--- Task requirements ---
Your answer should consist of every line from the records that holds the string "glyph".

--- Extracted data ---
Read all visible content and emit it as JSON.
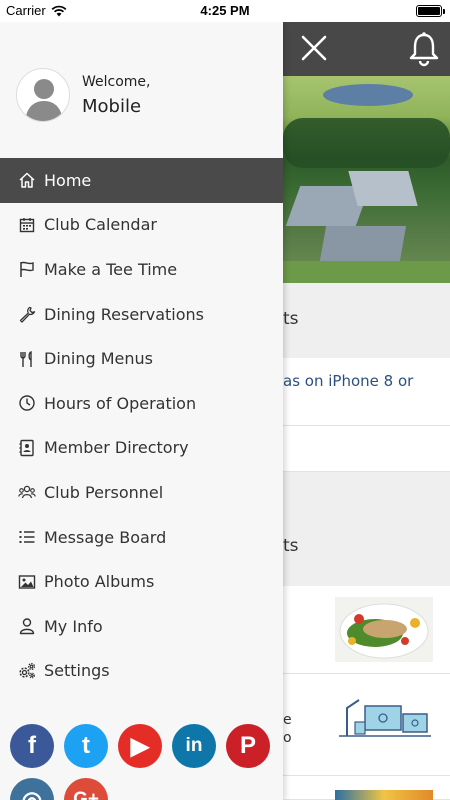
{
  "status_bar": {
    "carrier": "Carrier",
    "time": "4:25 PM"
  },
  "drawer": {
    "welcome": "Welcome,",
    "user_name": "Mobile",
    "menu": [
      {
        "label": "Home",
        "icon": "home-icon",
        "active": true
      },
      {
        "label": "Club Calendar",
        "icon": "calendar-icon"
      },
      {
        "label": "Make a Tee Time",
        "icon": "flag-icon"
      },
      {
        "label": "Dining Reservations",
        "icon": "wrench-icon"
      },
      {
        "label": "Dining Menus",
        "icon": "utensils-icon"
      },
      {
        "label": "Hours of Operation",
        "icon": "clock-icon"
      },
      {
        "label": "Member Directory",
        "icon": "address-book-icon"
      },
      {
        "label": "Club Personnel",
        "icon": "users-icon"
      },
      {
        "label": "Message Board",
        "icon": "list-icon"
      },
      {
        "label": "Photo Albums",
        "icon": "image-icon"
      },
      {
        "label": "My Info",
        "icon": "user-icon"
      },
      {
        "label": "Settings",
        "icon": "gears-icon"
      }
    ],
    "social": [
      {
        "name": "facebook-icon",
        "glyph": "f",
        "color": "#3b5998"
      },
      {
        "name": "twitter-icon",
        "glyph": "t",
        "color": "#1da1f2"
      },
      {
        "name": "youtube-icon",
        "glyph": "▶",
        "color": "#e52d27"
      },
      {
        "name": "linkedin-icon",
        "glyph": "in",
        "color": "#0e76a8"
      },
      {
        "name": "pinterest-icon",
        "glyph": "P",
        "color": "#cb2027"
      },
      {
        "name": "instagram-icon",
        "glyph": "◎",
        "color": "#3f729b"
      },
      {
        "name": "google-plus-icon",
        "glyph": "G+",
        "color": "#dd4b39"
      }
    ]
  },
  "background": {
    "section1_text": "ts",
    "link_text": "as on iPhone 8 or",
    "section2_text": "ts",
    "card2_text_a": "e",
    "card2_text_b": "o"
  },
  "colors": {
    "header": "#484848",
    "active_item": "#4a4a4a",
    "drawer_bg": "#f7f7f7"
  }
}
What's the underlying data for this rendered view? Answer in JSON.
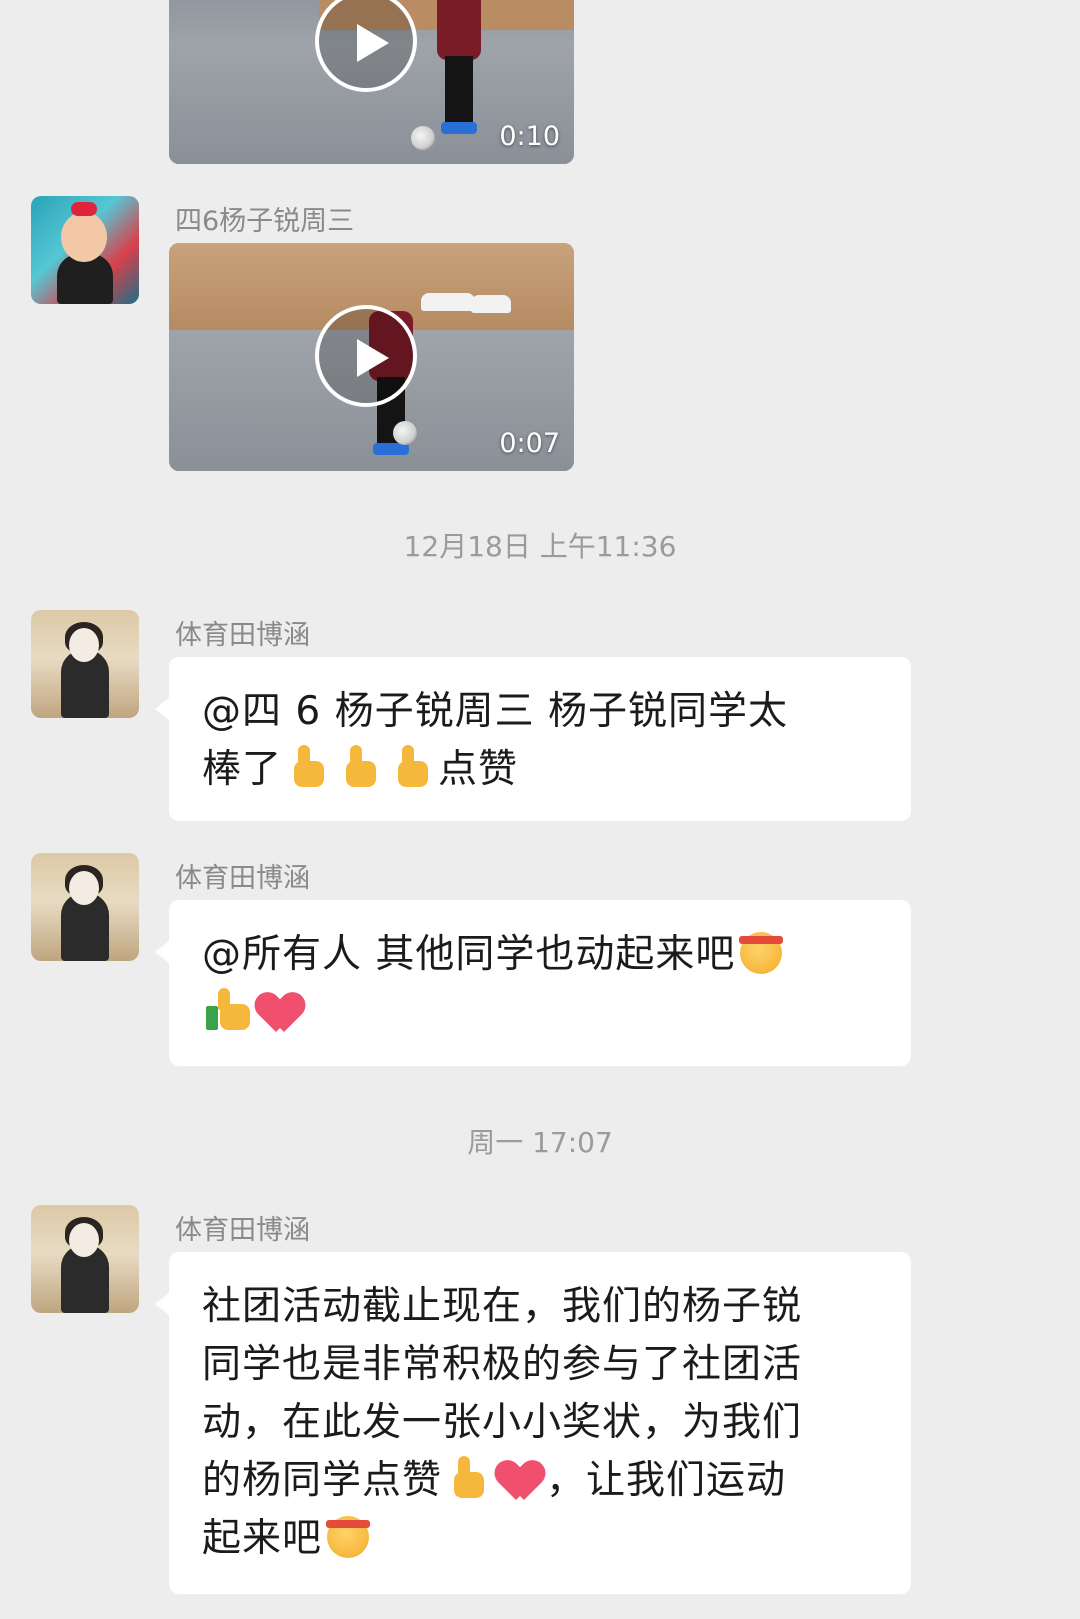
{
  "messages": [
    {
      "type": "video",
      "duration": "0:10",
      "avatar": "kid-avatar",
      "sender": ""
    },
    {
      "type": "video",
      "sender": "四6杨子锐周三",
      "duration": "0:07",
      "avatar": "kid-avatar"
    }
  ],
  "timestamps": [
    "12月18日 上午11:36",
    "周一 17:07"
  ],
  "texts": [
    {
      "sender": "体育田博涵",
      "lines": [
        "@四 6 杨子锐周三  杨子锐同学太",
        "棒了",
        "点赞"
      ],
      "emojis": [
        "thumbs-up-emoji",
        "thumbs-up-emoji",
        "thumbs-up-emoji"
      ]
    },
    {
      "sender": "体育田博涵",
      "lines": [
        "@所有人  其他同学也动起来吧"
      ],
      "emojis": [
        "determined-face-emoji",
        "thumbs-up-emoji",
        "heart-emoji"
      ]
    },
    {
      "sender": "体育田博涵",
      "lines": [
        "社团活动截止现在，我们的杨子锐",
        "同学也是非常积极的参与了社团活",
        "动，在此发一张小小奖状，为我们",
        "的杨同学点赞",
        "，让我们运动",
        "起来吧"
      ],
      "emojis": [
        "thumbs-up-emoji",
        "heart-emoji",
        "determined-face-emoji"
      ]
    }
  ],
  "colors": {
    "background": "#ededed",
    "bubble": "#ffffff",
    "sender_text": "#8a8a8a",
    "timestamp_text": "#9b9b9b"
  }
}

--- Response for this exercise ---
        "glyph": "f",
        "glyph": "t",
        "glyph": "▶",
        "glyph": "in",
        "glyph": "P",
        "glyph": "◎",
        "glyph": "G+",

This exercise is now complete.